What is linguistics?
Simply put, linguistics is the study of language, how it works, how it is acquired, and how people use it to communicate. Although linguists are often interested in and can speak a variety of languages, linguists know more about how language works, rather than having the ability to speak and understand multiple languages. A polyglot is a person who speaks a multitude of languages. So, if linguistics doesn’t teach you particular languages, why study it?
Linguistics helps us understand our world
Every language is like a one-of-a-kind species. It captures unique conceptualizations of the world and has its own ways of constructing words, phrases and sentences for communicating ideas. As we compare the words and structures of various languages, we come to a greater understanding of the world we live in. Apart from simply understanding the intricacies of world languages, this knowledge can be applied to improving communication between people, contributing to translation activities, assisting in literacy efforts, and treating speech disorders. And, of course, linguistics training is also valuable for studying and learning languages.
Linguistics helps us empower people
Because language captures how we perceive the world around us and how we relate to one another, it defines who we are. Our first language, or the “mother tongue” we grow up with, is the one we use to express what is in our hearts; it is our heart language. Many minority-language communities are marginalized because of their cultural background, or because their heart language is not the language of power. As a result, thousands of minority-language communities do not have access to education in a language they can understand. They become trapped in a cycle of poverty and discrimination simply because they are not part of the majority language and culture.
The plight of minority-language communities is changing as a growing number of organizations are coming alongside such people groups. Language development is the series of ongoing planned actions that a language community takes to ensure its language continues to serve its changing social, cultural, political, economic and spiritual needs and goals.
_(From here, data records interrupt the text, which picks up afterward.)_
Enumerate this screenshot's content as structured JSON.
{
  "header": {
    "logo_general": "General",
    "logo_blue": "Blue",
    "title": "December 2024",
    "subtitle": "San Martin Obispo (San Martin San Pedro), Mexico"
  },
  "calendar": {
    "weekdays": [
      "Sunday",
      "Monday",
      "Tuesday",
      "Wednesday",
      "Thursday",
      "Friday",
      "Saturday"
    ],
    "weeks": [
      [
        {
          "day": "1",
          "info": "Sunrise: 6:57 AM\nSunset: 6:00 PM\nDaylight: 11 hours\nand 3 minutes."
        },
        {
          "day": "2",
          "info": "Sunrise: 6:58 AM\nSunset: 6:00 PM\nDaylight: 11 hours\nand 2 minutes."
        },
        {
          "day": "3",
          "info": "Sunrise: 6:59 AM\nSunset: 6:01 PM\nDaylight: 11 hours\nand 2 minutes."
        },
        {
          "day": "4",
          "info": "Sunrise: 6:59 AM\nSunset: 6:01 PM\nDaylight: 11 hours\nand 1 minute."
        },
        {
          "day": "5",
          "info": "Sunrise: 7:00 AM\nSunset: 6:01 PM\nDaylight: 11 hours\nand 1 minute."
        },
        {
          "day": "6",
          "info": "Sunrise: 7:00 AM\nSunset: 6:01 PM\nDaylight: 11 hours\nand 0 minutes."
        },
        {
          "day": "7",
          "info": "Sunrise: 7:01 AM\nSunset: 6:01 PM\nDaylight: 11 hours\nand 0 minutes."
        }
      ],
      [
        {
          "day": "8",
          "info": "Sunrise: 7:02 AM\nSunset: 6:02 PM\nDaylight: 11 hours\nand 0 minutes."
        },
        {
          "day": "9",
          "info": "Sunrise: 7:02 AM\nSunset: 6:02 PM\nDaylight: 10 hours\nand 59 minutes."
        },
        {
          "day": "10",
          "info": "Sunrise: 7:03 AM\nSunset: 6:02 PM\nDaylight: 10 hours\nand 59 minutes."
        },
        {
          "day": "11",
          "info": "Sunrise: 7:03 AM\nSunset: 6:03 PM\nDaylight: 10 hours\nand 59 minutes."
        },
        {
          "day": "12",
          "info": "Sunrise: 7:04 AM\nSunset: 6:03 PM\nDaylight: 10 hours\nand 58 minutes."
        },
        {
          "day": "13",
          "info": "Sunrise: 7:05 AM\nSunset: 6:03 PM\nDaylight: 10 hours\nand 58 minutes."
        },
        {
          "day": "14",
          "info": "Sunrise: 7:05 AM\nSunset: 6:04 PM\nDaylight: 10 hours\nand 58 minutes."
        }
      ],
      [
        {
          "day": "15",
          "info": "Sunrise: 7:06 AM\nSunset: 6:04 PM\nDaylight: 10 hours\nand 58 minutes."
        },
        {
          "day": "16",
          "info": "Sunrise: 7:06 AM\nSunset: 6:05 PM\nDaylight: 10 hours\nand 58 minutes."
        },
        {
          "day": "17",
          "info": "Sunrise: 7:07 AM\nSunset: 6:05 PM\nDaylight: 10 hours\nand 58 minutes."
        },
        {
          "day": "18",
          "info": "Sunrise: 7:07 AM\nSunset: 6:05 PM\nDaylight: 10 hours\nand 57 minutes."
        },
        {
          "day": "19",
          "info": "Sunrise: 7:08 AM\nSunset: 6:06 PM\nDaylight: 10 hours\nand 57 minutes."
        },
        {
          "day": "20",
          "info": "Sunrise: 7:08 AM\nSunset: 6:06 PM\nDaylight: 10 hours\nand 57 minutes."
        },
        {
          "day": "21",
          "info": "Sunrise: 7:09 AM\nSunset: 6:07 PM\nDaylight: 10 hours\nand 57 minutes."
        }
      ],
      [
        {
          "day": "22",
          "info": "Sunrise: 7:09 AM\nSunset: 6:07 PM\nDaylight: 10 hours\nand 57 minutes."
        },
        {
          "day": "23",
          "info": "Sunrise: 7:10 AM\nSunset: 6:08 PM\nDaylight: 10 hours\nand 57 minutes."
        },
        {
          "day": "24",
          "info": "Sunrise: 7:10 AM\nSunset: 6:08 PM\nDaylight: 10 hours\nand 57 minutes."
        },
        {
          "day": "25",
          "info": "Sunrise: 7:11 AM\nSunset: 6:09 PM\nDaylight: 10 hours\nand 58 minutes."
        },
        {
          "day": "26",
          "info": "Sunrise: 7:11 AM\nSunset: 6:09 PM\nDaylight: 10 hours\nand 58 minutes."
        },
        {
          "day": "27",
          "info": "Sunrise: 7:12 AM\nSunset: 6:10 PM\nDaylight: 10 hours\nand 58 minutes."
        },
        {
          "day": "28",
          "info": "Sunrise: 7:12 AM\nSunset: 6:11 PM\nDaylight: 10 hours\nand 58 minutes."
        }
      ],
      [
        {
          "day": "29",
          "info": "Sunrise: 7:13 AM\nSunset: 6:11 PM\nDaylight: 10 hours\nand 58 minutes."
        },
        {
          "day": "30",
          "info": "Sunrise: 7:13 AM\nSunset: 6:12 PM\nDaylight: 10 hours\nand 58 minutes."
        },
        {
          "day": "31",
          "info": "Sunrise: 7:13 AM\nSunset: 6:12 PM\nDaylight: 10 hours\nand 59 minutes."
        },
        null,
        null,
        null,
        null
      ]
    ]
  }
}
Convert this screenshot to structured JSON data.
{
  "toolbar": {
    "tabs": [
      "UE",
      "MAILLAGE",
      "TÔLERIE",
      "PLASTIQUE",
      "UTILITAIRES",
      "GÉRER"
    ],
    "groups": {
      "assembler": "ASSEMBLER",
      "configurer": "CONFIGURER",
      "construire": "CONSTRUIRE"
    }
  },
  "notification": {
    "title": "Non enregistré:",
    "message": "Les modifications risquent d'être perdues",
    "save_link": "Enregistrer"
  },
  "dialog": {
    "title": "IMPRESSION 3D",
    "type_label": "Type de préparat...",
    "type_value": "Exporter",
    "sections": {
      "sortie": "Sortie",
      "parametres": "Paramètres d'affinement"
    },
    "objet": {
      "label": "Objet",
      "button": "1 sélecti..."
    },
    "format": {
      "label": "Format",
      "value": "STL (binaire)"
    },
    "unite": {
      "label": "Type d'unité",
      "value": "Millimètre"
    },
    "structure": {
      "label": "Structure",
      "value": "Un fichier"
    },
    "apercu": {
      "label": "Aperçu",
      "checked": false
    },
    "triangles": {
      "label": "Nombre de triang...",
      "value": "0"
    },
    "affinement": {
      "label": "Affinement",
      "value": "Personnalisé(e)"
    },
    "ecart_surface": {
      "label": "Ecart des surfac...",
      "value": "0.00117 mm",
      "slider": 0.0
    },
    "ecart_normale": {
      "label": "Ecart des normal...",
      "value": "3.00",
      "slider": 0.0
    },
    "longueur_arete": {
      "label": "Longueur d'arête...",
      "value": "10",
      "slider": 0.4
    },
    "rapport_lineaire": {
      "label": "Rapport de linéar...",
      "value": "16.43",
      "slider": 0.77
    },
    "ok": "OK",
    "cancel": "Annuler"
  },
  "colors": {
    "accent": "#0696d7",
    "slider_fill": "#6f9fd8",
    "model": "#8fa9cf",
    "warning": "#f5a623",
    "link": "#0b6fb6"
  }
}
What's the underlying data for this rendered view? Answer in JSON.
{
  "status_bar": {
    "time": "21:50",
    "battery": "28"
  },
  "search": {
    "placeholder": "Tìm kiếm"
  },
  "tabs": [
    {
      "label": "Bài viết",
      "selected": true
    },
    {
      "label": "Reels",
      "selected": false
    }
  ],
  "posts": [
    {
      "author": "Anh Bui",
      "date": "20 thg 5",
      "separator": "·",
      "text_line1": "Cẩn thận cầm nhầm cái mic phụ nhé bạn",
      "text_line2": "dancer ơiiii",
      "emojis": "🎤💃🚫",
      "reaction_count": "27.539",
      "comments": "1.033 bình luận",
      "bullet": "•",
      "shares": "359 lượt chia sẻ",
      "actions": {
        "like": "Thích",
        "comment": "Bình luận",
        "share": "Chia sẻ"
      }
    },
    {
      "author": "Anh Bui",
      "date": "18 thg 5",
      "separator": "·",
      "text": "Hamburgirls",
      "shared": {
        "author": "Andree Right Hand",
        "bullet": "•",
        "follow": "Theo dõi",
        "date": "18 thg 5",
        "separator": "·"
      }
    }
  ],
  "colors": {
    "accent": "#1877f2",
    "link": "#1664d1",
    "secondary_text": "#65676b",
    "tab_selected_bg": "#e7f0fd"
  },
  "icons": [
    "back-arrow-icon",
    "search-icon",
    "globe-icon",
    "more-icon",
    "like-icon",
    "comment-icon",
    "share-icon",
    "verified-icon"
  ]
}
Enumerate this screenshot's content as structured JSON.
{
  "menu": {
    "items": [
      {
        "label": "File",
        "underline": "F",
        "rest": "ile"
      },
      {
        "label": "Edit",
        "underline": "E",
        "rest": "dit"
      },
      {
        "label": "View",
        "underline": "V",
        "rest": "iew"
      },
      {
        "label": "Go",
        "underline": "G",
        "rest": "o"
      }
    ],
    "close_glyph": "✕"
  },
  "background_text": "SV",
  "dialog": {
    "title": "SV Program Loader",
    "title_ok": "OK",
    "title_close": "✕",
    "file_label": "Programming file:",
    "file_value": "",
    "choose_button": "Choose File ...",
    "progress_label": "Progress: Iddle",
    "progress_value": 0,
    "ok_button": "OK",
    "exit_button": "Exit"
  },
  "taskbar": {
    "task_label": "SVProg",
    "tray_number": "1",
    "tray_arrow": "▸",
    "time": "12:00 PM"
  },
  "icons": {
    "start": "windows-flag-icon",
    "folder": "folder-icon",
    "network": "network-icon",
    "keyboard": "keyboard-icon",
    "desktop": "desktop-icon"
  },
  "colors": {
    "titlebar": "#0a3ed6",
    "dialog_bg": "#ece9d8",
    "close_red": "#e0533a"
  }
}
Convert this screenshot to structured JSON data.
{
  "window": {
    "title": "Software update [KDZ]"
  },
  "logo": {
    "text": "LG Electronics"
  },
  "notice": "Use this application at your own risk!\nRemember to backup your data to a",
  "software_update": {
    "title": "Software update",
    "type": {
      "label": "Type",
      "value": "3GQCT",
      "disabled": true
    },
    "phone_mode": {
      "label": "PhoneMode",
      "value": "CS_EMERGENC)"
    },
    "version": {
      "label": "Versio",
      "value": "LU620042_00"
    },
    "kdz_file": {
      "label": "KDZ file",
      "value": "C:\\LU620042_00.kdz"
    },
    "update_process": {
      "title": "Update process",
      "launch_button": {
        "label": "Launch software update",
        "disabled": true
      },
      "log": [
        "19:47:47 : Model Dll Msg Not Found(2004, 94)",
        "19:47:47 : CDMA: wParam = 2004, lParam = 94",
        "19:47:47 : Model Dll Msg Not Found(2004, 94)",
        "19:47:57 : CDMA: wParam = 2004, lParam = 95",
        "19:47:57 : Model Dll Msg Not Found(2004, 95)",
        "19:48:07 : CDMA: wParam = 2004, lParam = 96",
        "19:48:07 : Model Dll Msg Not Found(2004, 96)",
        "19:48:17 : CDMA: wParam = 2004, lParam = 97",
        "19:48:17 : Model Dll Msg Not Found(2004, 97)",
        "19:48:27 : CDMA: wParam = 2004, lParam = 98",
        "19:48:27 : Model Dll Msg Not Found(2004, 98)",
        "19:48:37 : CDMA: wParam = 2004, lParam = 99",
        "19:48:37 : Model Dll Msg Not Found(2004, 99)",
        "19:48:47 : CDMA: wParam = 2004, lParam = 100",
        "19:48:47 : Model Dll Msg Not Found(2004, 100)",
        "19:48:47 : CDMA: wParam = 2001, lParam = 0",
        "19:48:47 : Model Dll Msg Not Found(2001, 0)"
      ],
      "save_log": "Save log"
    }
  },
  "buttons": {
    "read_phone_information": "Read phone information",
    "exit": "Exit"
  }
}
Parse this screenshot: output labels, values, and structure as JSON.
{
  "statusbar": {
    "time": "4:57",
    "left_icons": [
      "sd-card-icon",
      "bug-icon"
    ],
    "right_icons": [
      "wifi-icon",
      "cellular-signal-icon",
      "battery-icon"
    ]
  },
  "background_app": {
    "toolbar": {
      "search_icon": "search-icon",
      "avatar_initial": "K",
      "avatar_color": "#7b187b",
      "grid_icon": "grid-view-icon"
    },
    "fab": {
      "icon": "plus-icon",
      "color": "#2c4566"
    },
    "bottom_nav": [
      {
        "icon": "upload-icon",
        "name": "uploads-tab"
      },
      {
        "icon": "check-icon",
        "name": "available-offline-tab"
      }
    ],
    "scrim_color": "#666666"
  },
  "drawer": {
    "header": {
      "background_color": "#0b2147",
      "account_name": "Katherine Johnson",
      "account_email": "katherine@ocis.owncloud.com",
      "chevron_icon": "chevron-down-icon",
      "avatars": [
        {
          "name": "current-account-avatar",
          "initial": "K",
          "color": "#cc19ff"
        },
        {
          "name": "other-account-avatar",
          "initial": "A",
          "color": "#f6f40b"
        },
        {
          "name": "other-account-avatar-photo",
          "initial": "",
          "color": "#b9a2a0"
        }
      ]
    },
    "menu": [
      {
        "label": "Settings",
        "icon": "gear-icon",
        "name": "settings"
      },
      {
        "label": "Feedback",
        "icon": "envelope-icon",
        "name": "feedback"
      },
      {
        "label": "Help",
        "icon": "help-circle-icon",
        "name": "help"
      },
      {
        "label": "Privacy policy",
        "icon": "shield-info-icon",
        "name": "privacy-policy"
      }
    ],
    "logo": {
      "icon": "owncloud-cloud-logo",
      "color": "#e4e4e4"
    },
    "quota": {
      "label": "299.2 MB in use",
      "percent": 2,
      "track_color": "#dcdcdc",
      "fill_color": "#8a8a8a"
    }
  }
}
CanIL staff and faculty members have been involved in, and continue to be involved in, a wide range of cross-cultural language development work:
- Linguistic analysis
- Orthography and writing systems development
- Literature development
- Multilingual education and literacy
- Partnership with governments, churches and non-government organizations (NGOs)
- Health initiatives
Our graduates are currently working in over 40 countries around the world, serving alongside teachers, health providers, aid organizations, church leaders and local leaders. Our alumni are helping to empower communities by giving them access to more services offered in their heart language. Linguistics helps fight poverty.